▸ Problem to work on
The job is to output each record again, character for character.

Source records:
══════

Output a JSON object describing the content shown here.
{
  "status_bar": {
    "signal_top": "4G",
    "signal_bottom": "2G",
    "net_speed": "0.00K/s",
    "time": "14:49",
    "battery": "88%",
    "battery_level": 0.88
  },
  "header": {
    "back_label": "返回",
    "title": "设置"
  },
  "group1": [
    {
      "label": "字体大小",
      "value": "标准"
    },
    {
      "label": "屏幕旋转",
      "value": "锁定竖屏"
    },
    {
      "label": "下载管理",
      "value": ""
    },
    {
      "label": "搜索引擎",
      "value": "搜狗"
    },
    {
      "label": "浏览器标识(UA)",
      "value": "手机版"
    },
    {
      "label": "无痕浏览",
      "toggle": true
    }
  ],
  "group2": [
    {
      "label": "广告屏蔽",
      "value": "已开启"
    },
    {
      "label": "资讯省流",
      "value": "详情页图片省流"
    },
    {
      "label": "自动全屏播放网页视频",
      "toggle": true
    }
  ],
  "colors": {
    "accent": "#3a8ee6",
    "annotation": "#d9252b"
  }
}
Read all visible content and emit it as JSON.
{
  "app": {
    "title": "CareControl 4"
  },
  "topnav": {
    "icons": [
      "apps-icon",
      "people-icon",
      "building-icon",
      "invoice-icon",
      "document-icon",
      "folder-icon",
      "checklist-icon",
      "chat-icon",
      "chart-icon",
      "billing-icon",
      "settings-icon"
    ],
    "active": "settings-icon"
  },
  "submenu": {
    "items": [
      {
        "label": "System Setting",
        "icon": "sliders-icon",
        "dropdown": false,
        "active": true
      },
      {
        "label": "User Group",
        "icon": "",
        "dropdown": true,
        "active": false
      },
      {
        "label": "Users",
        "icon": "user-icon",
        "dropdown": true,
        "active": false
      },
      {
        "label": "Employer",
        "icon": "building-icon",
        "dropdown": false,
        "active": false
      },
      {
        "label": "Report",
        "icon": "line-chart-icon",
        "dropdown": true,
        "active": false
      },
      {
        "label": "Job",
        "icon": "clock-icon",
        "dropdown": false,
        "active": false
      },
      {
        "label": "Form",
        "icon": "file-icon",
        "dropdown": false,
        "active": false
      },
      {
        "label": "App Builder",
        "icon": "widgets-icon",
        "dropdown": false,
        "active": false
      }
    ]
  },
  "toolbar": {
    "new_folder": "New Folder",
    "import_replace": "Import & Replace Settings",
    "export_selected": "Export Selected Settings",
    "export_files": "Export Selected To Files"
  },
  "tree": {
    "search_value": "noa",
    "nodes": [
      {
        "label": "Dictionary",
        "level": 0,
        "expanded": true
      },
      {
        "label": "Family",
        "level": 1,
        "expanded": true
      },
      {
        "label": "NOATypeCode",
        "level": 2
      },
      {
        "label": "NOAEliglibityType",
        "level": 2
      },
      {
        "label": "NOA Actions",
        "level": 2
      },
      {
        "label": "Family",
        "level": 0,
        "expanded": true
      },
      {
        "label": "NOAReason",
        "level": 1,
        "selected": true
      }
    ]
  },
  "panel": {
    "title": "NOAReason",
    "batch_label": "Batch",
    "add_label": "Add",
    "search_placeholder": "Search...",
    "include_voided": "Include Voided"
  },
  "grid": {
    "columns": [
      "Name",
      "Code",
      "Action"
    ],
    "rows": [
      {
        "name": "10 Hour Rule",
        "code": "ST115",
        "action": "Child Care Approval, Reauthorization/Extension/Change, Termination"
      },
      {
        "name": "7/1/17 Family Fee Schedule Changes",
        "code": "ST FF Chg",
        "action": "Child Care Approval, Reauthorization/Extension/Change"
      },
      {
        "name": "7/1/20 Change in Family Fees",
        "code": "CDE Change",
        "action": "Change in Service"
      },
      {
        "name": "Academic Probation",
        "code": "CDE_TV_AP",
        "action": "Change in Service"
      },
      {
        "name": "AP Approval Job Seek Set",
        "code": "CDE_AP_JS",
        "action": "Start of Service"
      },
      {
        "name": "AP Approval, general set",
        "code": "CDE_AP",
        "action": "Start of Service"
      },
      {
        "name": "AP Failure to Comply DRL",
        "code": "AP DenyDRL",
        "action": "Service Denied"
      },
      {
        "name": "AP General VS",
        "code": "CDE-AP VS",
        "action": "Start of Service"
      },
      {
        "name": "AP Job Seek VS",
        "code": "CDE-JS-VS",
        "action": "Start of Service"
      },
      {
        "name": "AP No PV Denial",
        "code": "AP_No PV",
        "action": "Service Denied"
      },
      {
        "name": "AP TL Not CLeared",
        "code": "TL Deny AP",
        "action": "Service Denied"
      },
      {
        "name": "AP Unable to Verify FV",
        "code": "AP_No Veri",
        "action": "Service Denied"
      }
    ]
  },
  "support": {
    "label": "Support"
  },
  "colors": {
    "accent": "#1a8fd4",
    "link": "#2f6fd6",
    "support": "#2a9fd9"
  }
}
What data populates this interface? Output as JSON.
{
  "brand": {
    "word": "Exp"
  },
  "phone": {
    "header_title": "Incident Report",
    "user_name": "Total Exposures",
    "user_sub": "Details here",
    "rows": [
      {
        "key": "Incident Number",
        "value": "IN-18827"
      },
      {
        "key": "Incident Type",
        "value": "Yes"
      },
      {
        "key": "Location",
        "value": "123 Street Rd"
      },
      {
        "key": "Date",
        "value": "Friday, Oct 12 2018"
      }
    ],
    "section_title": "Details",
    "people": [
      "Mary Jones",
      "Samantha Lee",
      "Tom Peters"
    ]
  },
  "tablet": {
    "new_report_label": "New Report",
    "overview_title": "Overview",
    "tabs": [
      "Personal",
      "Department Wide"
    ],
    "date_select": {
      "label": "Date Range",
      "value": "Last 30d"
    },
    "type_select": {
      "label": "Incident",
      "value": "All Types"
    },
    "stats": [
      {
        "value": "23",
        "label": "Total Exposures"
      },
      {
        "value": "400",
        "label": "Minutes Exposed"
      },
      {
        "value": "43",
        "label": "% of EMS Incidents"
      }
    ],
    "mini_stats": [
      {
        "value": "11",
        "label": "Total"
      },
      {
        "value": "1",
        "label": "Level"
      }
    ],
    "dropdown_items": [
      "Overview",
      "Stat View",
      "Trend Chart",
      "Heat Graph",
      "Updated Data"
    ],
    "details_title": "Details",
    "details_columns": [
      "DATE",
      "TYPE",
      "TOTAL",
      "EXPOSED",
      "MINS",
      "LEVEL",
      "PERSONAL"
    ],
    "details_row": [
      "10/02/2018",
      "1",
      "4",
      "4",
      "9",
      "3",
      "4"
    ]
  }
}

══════

▸ Response box
Output a JSON object describing the content shown here.
{
  "status_bar": {
    "signal_top": "4G",
    "signal_bottom": "2G",
    "net_speed": "0.00K/s",
    "time": "14:49",
    "battery": "88%",
    "battery_level": 0.88
  },
  "header": {
    "back_label": "返回",
    "title": "设置"
  },
  "group1": [
    {
      "label": "字体大小",
      "value": "标准"
    },
    {
      "label": "屏幕旋转",
      "value": "锁定竖屏"
    },
    {
      "label": "下载管理",
      "value": ""
    },
    {
      "label": "搜索引擎",
      "value": "搜狗"
    },
    {
      "label": "浏览器标识(UA)",
      "value": "手机版"
    },
    {
      "label": "无痕浏览",
      "toggle": true
    }
  ],
  "group2": [
    {
      "label": "广告屏蔽",
      "value": "已开启"
    },
    {
      "label": "资讯省流",
      "value": "详情页图片省流"
    },
    {
      "label": "自动全屏播放网页视频",
      "toggle": true
    }
  ],
  "colors": {
    "accent": "#3a8ee6",
    "annotation": "#d9252b"
  }
}
Read all visible content and emit it as JSON.
{
  "app": {
    "title": "CareControl 4"
  },
  "topnav": {
    "icons": [
      "apps-icon",
      "people-icon",
      "building-icon",
      "invoice-icon",
      "document-icon",
      "folder-icon",
      "checklist-icon",
      "chat-icon",
      "chart-icon",
      "billing-icon",
      "settings-icon"
    ],
    "active": "settings-icon"
  },
  "submenu": {
    "items": [
      {
        "label": "System Setting",
        "icon": "sliders-icon",
        "dropdown": false,
        "active": true
      },
      {
        "label": "User Group",
        "icon": "",
        "dropdown": true,
        "active": false
      },
      {
        "label": "Users",
        "icon": "user-icon",
        "dropdown": true,
        "active": false
      },
      {
        "label": "Employer",
        "icon": "building-icon",
        "dropdown": false,
        "active": false
      },
      {
        "label": "Report",
        "icon": "line-chart-icon",
        "dropdown": true,
        "active": false
      },
      {
        "label": "Job",
        "icon": "clock-icon",
        "dropdown": false,
        "active": false
      },
      {
        "label": "Form",
        "icon": "file-icon",
        "dropdown": false,
        "active": false
      },
      {
        "label": "App Builder",
        "icon": "widgets-icon",
        "dropdown": false,
        "active": false
      }
    ]
  },
  "toolbar": {
    "new_folder": "New Folder",
    "import_replace": "Import & Replace Settings",
    "export_selected": "Export Selected Settings",
    "export_files": "Export Selected To Files"
  },
  "tree": {
    "search_value": "noa",
    "nodes": [
      {
        "label": "Dictionary",
        "level": 0,
        "expanded": true
      },
      {
        "label": "Family",
        "level": 1,
        "expanded": true
      },
      {
        "label": "NOATypeCode",
        "level": 2
      },
      {
        "label": "NOAEliglibityType",
        "level": 2
      },
      {
        "label": "NOA Actions",
        "level": 2
      },
      {
        "label": "Family",
        "level": 0,
        "expanded": true
      },
      {
        "label": "NOAReason",
        "level": 1,
        "selected": true
      }
    ]
  },
  "panel": {
    "title": "NOAReason",
    "batch_label": "Batch",
    "add_label": "Add",
    "search_placeholder": "Search...",
    "include_voided": "Include Voided"
  },
  "grid": {
    "columns": [
      "Name",
      "Code",
      "Action"
    ],
    "rows": [
      {
        "name": "10 Hour Rule",
        "code": "ST115",
        "action": "Child Care Approval, Reauthorization/Extension/Change, Termination"
      },
      {
        "name": "7/1/17 Family Fee Schedule Changes",
        "code": "ST FF Chg",
        "action": "Child Care Approval, Reauthorization/Extension/Change"
      },
      {
        "name": "7/1/20 Change in Family Fees",
        "code": "CDE Change",
        "action": "Change in Service"
      },
      {
        "name": "Academic Probation",
        "code": "CDE_TV_AP",
        "action": "Change in Service"
      },
      {
        "name": "AP Approval Job Seek Set",
        "code": "CDE_AP_JS",
        "action": "Start of Service"
      },
      {
        "name": "AP Approval, general set",
        "code": "CDE_AP",
        "action": "Start of Service"
      },
      {
        "name": "AP Failure to Comply DRL",
        "code": "AP DenyDRL",
        "action": "Service Denied"
      },
      {
        "name": "AP General VS",
        "code": "CDE-AP VS",
        "action": "Start of Service"
      },
      {
        "name": "AP Job Seek VS",
        "code": "CDE-JS-VS",
        "action": "Start of Service"
      },
      {
        "name": "AP No PV Denial",
        "code": "AP_No PV",
        "action": "Service Denied"
      },
      {
        "name": "AP TL Not CLeared",
        "code": "TL Deny AP",
        "action": "Service Denied"
      },
      {
        "name": "AP Unable to Verify FV",
        "code": "AP_No Veri",
        "action": "Service Denied"
      }
    ]
  },
  "support": {
    "label": "Support"
  },
  "colors": {
    "accent": "#1a8fd4",
    "link": "#2f6fd6",
    "support": "#2a9fd9"
  }
}
What data populates this interface? Output as JSON.
{
  "brand": {
    "word": "Exp"
  },
  "phone": {
    "header_title": "Incident Report",
    "user_name": "Total Exposures",
    "user_sub": "Details here",
    "rows": [
      {
        "key": "Incident Number",
        "value": "IN-18827"
      },
      {
        "key": "Incident Type",
        "value": "Yes"
      },
      {
        "key": "Location",
        "value": "123 Street Rd"
      },
      {
        "key": "Date",
        "value": "Friday, Oct 12 2018"
      }
    ],
    "section_title": "Details",
    "people": [
      "Mary Jones",
      "Samantha Lee",
      "Tom Peters"
    ]
  },
  "tablet": {
    "new_report_label": "New Report",
    "overview_title": "Overview",
    "tabs": [
      "Personal",
      "Department Wide"
    ],
    "date_select": {
      "label": "Date Range",
      "value": "Last 30d"
    },
    "type_select": {
      "label": "Incident",
      "value": "All Types"
    },
    "stats": [
      {
        "value": "23",
        "label": "Total Exposures"
      },
      {
        "value": "400",
        "label": "Minutes Exposed"
      },
      {
        "value": "43",
        "label": "% of EMS Incidents"
      }
    ],
    "mini_stats": [
      {
        "value": "11",
        "label": "Total"
      },
      {
        "value": "1",
        "label": "Level"
      }
    ],
    "dropdown_items": [
      "Overview",
      "Stat View",
      "Trend Chart",
      "Heat Graph",
      "Updated Data"
    ],
    "details_title": "Details",
    "details_columns": [
      "DATE",
      "TYPE",
      "TOTAL",
      "EXPOSED",
      "MINS",
      "LEVEL",
      "PERSONAL"
    ],
    "details_row": [
      "10/02/2018",
      "1",
      "4",
      "4",
      "9",
      "3",
      "4"
    ]
  }
}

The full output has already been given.